EDMONTON, AB – Before playoff hockey returned to its usual intensity, the NHL and its players took time Saturday to highlight racial injustice and the sport's role in confronting it.
Players pushed to postpone two days worth of games to protest the police shooting of Black man Jacob Blake in Kenosha, Wisconsin, which came three months after the killing of George Floyd by a Minneapolis police officer. More than 48 hours of reflection culminated with a pregame presentation in Toronto before the Tampa Bay Lightning and Boston Bruins faced off.
Retired goaltender Kevin Weekes narrated a video montage on the subject that included clips by fellow minority players Matt Dumba of the Minnesota Wild and Ryan Reaves of the Vegas Golden Knights.
“In hockey, we often let our effort, determination and passion to win do the talking,” Weekes said. “But when an issue is bigger than the game, we must speak out, starting with three words we need to get comfortable saying: Black Lives Matter. Equality is the only way forward. As players, as fans and as average citizens, we most confront these issues.”
On the ice, the Lightning and Bruins didn't miss a beat in their hard-fought series. Away from it, players and coaches in the Toronto and Edmonton bubbles got an opportunity to weigh in on matters of racism and police brutality that caused games to be postponed in the NBA, Major League Baseball and other pro sports leagues.
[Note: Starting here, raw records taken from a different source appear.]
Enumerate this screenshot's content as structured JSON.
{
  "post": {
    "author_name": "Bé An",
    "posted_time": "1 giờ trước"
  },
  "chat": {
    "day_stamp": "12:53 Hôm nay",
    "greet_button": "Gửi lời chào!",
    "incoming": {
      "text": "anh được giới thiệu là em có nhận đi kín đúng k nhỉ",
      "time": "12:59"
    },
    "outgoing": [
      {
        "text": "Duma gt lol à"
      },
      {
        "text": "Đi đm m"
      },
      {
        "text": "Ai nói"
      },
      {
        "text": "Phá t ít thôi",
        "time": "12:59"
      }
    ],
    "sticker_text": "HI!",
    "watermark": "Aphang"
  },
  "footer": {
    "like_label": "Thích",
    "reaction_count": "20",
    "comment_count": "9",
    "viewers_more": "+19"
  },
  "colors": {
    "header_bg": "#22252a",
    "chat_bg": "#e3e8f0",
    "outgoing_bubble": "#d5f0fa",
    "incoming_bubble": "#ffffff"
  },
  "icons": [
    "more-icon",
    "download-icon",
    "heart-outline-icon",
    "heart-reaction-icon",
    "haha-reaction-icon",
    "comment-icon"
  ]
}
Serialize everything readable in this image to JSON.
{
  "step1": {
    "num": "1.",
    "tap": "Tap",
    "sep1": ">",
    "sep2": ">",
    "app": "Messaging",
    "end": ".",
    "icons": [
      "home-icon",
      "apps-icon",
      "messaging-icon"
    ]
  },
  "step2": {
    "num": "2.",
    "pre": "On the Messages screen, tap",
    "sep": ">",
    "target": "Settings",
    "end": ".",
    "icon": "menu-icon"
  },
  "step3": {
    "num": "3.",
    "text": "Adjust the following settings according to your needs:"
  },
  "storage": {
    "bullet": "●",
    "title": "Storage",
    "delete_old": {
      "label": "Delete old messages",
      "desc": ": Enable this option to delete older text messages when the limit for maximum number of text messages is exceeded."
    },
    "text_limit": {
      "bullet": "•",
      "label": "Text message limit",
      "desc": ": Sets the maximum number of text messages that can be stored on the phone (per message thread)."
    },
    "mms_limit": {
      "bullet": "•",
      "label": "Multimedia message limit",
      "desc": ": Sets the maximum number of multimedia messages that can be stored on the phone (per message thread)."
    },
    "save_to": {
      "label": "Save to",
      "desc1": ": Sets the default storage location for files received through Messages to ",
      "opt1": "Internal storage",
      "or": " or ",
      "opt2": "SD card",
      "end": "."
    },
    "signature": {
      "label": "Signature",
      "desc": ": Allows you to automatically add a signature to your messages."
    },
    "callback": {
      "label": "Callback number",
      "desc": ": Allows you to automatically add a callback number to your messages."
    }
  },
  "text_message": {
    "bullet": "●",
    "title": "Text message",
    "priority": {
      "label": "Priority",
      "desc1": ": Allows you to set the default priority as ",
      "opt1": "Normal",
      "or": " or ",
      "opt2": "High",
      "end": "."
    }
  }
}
“The decision to postpone our games and sit out was viewed as an opportunity to highlight a bigger issue than hockey,” said Lightning defenseman Kevin Shattenkirk, who was at the forefront of player dialogue in the past few days. “We wanted to make sure that every Black player in this league can feel safe and feel like they have a voice. And we want to make sure that we continue this conversation moving forward and make sure that we keep the sport progressing in the right way.”
Conversations went on among opposing players in each of the Canadian cities hosting games. Reaves and Vancouver Canucks captain Bo Horvat are no fans of each other during games, but their discussion about how to protest played a major role in hockey following the NBA's lead.
“What we did was the best thing for not only our two teams but I think for the NHL, and we stand by it,” Horvat said. “We obviously know it’s not going to change what’s going on in the world, but it’s going to get people talking and I think that’s the most important thing.”